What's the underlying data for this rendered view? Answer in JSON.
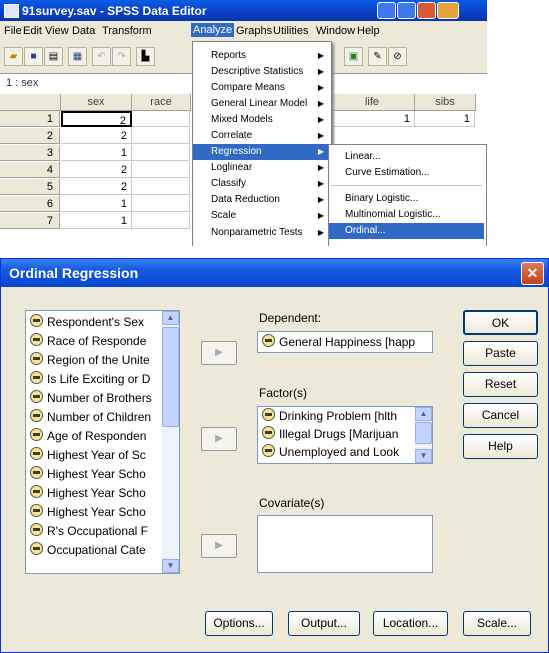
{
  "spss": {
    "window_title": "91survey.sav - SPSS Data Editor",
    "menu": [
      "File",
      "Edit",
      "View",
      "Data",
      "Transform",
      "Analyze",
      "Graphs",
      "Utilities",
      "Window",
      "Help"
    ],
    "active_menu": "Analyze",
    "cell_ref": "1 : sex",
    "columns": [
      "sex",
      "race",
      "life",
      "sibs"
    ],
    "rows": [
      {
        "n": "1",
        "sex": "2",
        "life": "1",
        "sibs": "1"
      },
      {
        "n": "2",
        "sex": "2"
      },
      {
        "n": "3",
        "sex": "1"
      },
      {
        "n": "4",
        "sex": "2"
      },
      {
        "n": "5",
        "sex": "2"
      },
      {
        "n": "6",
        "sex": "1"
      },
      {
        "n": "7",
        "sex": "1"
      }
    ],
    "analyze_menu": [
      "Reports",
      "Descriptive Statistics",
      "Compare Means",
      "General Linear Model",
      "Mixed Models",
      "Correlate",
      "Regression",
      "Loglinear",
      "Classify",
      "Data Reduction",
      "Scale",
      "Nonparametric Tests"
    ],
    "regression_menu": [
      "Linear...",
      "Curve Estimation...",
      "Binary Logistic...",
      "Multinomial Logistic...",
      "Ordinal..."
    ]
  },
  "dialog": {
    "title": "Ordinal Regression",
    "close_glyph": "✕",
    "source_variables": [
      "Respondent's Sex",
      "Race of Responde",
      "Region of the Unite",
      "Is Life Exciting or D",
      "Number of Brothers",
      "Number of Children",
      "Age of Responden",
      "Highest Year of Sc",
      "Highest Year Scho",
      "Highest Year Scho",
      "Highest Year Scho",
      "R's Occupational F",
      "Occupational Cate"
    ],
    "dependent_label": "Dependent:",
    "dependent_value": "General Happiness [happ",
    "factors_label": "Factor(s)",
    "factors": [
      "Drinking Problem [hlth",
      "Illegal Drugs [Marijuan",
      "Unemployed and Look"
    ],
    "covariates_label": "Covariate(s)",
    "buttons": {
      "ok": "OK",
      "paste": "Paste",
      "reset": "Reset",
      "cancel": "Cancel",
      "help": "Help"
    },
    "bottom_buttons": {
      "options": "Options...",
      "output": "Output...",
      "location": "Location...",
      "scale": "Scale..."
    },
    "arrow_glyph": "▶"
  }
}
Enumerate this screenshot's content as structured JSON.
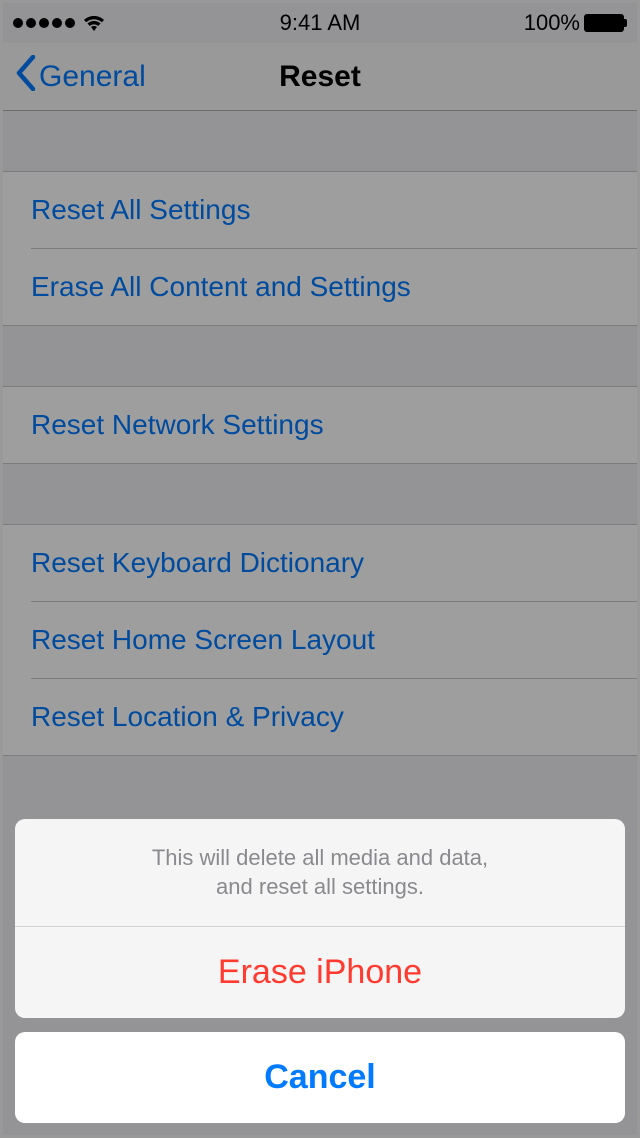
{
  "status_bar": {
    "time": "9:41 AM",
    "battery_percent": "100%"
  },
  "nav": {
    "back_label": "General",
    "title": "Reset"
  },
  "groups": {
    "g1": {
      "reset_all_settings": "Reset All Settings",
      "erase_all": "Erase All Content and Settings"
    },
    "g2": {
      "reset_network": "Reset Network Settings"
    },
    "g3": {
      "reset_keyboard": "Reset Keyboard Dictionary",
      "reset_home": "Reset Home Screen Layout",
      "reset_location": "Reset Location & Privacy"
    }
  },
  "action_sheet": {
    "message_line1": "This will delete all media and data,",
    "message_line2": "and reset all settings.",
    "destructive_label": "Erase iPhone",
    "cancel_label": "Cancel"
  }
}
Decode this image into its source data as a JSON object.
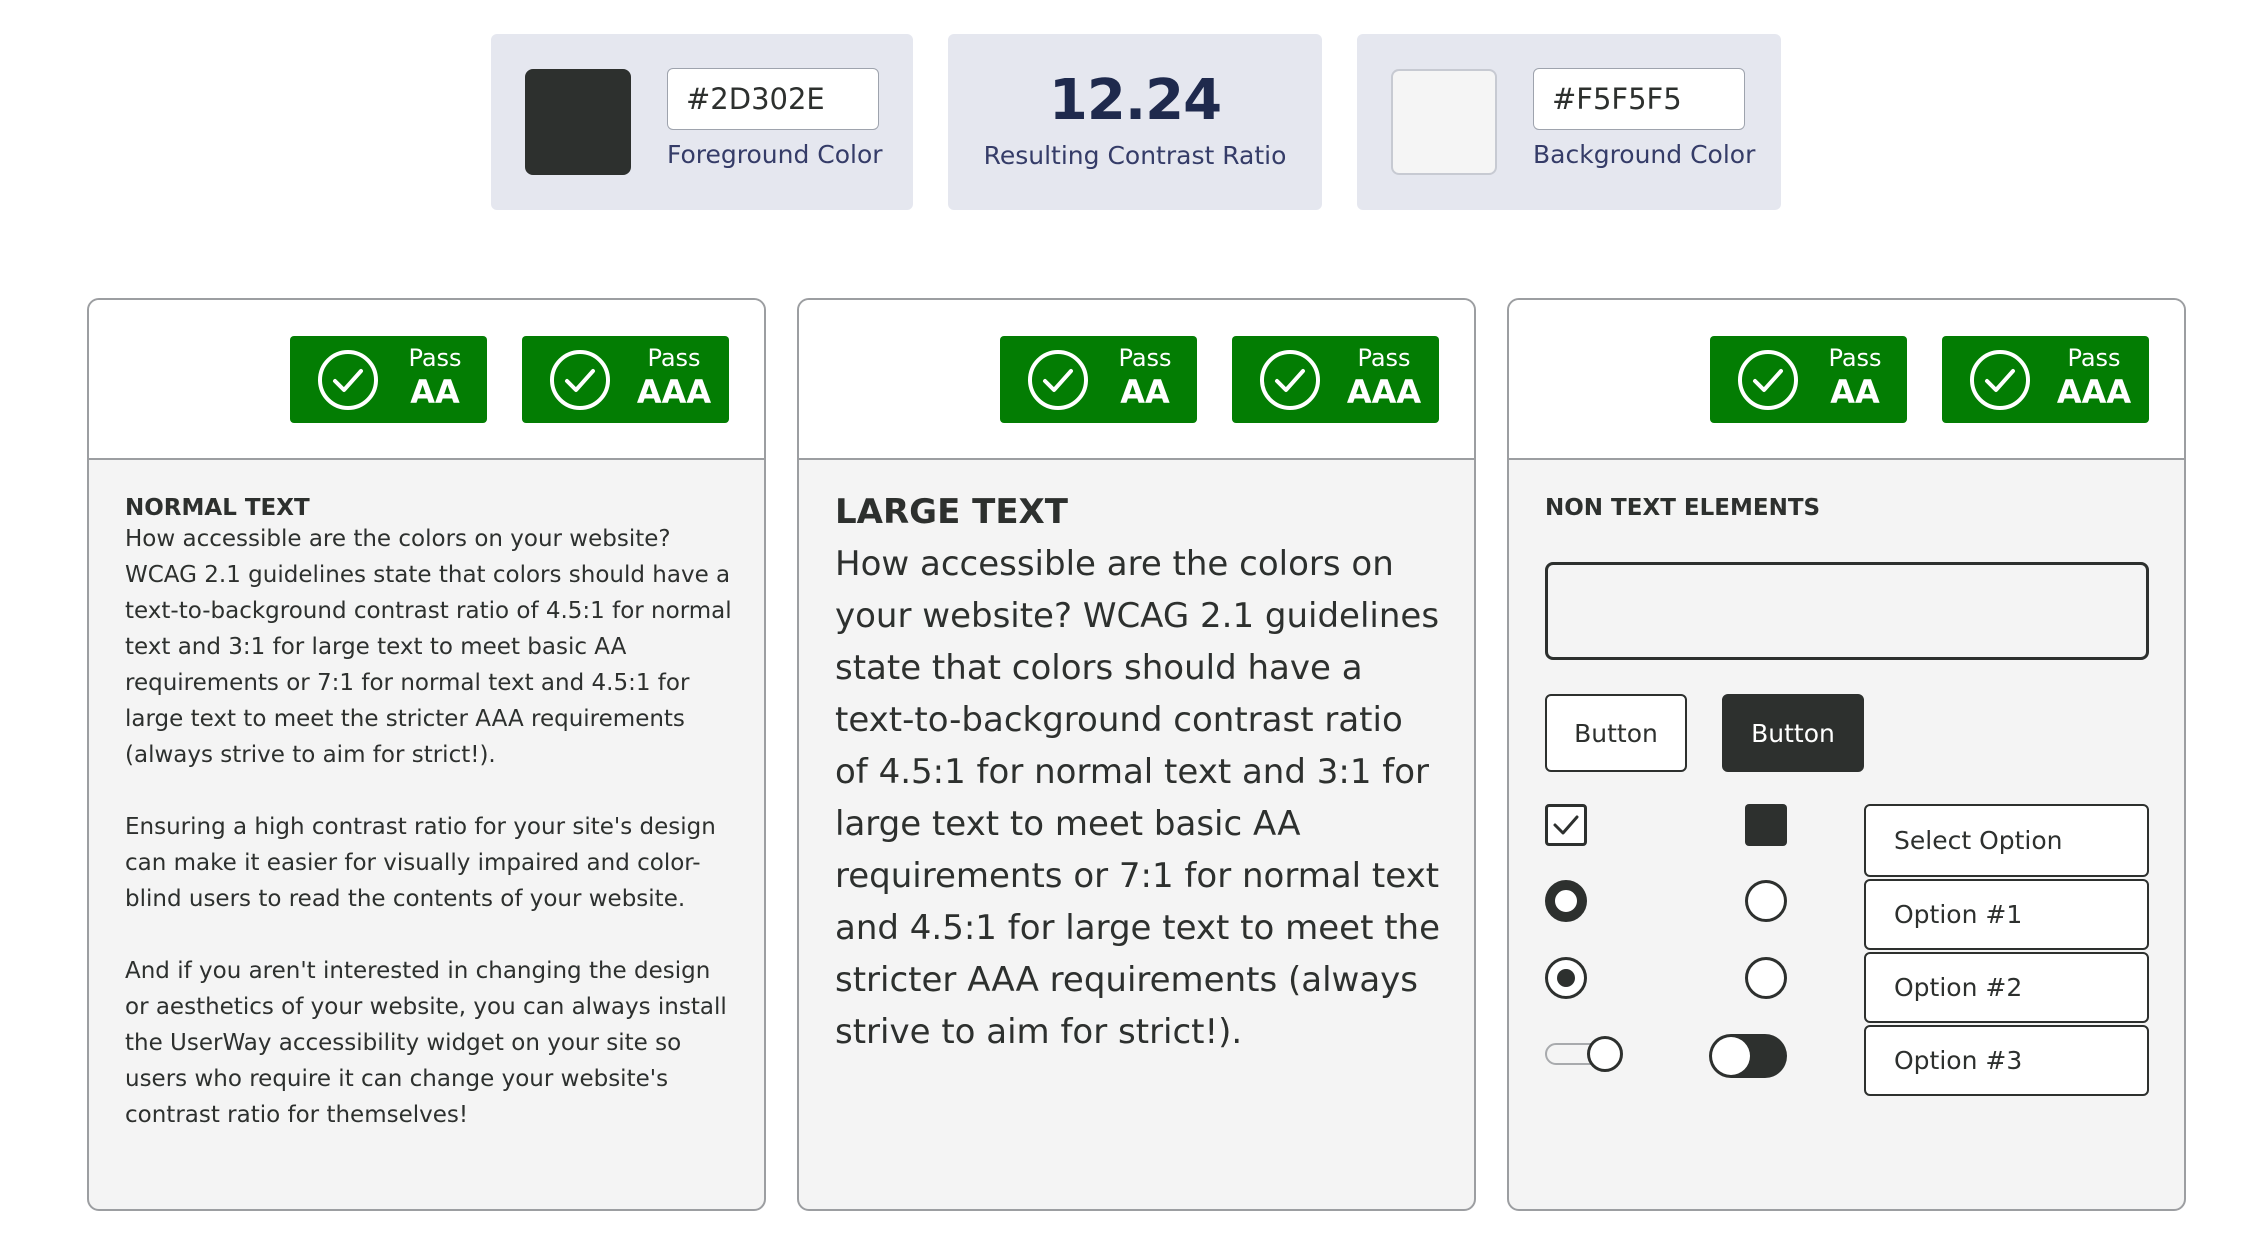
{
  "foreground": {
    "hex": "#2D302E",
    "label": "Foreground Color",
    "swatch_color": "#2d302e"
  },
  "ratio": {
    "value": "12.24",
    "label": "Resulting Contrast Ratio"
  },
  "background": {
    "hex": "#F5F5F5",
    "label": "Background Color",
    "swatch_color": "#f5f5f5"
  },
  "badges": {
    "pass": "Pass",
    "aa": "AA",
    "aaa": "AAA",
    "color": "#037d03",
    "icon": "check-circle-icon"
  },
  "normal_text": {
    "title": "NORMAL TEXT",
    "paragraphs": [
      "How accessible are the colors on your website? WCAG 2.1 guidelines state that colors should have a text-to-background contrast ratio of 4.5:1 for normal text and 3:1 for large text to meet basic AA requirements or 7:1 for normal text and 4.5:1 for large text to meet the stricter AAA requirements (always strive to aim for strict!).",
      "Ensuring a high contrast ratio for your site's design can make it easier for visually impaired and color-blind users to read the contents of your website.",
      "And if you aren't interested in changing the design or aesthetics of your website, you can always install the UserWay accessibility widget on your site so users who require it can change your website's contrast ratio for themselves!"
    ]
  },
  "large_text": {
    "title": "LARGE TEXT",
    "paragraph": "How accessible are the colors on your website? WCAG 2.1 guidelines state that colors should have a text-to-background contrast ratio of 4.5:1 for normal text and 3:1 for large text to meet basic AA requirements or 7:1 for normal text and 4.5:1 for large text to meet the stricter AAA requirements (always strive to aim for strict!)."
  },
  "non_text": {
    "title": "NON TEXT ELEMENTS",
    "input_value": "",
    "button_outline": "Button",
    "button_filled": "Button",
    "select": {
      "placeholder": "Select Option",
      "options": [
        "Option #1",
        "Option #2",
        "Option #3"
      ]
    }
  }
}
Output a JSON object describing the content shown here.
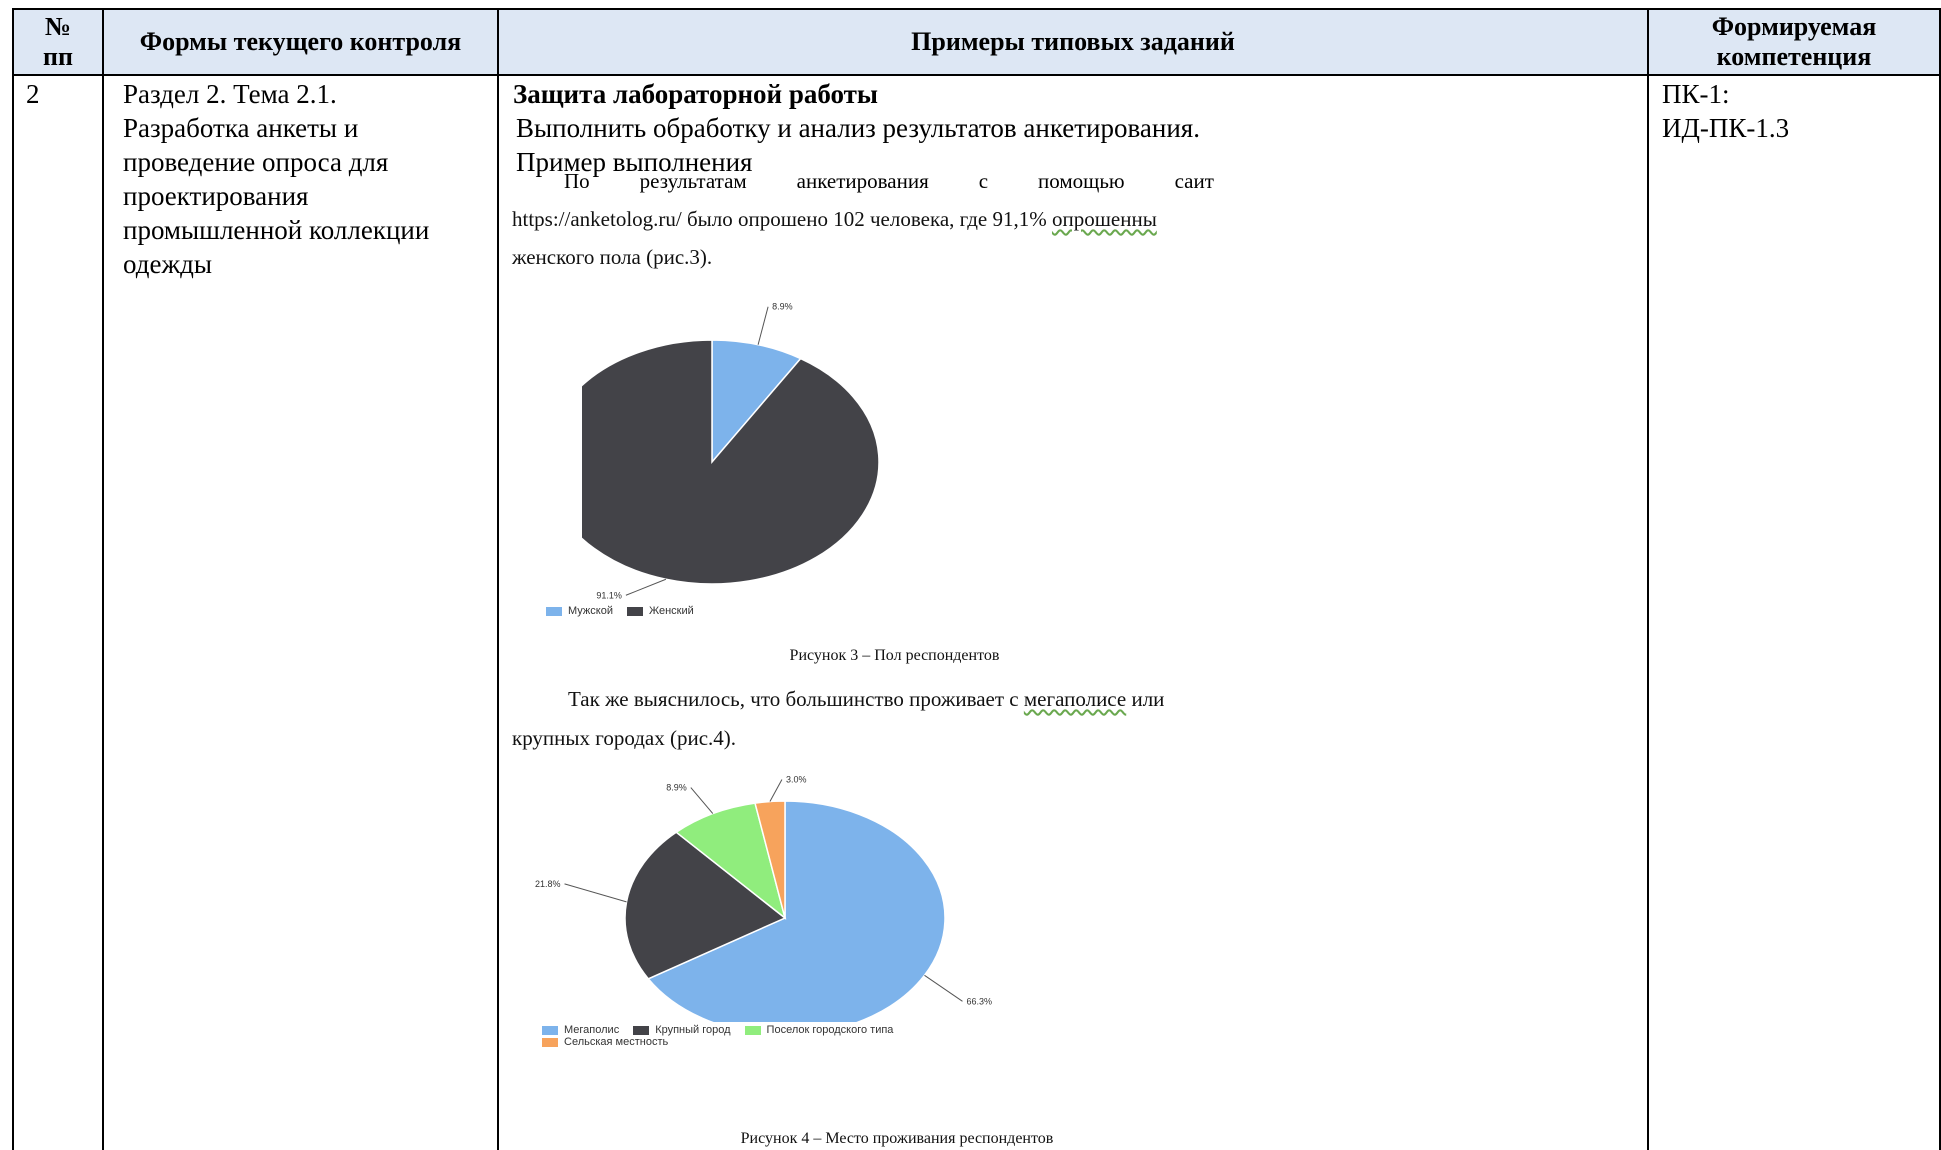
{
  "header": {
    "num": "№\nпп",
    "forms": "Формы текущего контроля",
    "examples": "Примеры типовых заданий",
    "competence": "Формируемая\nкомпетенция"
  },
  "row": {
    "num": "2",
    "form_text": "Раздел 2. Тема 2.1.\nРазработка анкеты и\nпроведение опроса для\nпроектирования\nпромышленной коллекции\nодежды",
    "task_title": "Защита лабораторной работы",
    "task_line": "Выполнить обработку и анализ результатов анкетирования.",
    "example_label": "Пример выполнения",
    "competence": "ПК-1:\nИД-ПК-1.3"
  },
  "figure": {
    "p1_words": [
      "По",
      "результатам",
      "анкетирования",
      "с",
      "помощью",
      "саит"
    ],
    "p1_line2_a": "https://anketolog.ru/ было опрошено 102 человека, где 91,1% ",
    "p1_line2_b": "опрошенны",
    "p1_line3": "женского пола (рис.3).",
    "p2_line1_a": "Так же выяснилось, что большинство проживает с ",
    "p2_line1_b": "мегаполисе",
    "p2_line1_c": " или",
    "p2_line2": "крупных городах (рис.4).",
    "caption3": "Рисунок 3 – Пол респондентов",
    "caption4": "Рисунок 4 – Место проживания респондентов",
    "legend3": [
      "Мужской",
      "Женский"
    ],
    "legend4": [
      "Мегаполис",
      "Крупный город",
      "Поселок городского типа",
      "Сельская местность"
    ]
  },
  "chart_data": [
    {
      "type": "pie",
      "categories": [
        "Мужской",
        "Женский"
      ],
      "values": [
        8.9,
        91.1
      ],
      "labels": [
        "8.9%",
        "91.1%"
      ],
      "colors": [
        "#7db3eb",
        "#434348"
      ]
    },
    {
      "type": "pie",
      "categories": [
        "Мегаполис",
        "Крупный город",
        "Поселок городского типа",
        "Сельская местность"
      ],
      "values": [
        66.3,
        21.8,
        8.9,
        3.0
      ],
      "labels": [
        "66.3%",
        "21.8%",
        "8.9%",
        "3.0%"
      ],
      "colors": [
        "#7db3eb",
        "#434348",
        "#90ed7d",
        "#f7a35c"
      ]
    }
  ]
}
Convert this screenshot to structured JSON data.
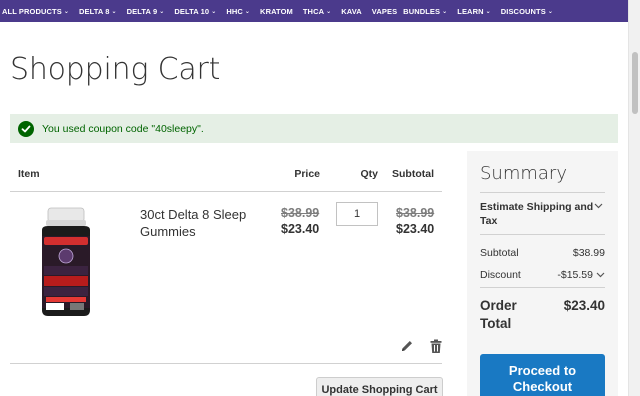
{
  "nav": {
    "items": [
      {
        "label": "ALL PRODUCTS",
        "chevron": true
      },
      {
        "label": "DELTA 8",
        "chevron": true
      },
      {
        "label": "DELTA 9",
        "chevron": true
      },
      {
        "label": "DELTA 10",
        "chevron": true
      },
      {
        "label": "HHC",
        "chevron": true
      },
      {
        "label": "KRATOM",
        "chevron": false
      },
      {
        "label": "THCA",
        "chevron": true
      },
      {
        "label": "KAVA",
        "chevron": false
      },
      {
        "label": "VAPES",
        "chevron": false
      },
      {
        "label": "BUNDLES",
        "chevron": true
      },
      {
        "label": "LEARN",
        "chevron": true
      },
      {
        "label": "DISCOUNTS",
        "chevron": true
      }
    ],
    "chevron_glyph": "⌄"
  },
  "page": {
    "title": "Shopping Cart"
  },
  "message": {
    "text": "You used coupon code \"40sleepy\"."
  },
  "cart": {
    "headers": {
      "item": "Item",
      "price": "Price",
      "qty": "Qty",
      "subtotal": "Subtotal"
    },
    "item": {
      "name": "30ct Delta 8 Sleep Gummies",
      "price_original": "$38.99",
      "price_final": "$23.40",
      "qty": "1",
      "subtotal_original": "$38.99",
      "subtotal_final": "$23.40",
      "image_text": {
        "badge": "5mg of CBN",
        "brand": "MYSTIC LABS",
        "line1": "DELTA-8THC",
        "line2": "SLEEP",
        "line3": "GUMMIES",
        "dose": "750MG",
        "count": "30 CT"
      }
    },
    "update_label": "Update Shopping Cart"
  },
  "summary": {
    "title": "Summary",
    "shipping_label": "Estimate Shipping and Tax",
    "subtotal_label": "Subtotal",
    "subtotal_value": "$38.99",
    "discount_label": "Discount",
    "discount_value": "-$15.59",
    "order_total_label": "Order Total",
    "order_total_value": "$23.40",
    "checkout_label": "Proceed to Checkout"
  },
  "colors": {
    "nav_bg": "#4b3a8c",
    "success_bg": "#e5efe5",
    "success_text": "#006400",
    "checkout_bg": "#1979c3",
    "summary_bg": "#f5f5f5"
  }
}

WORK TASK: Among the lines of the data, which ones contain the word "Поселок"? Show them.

RESULT OF THIS EXERCISE:
      "Поселок городского типа",
        "Поселок городского типа",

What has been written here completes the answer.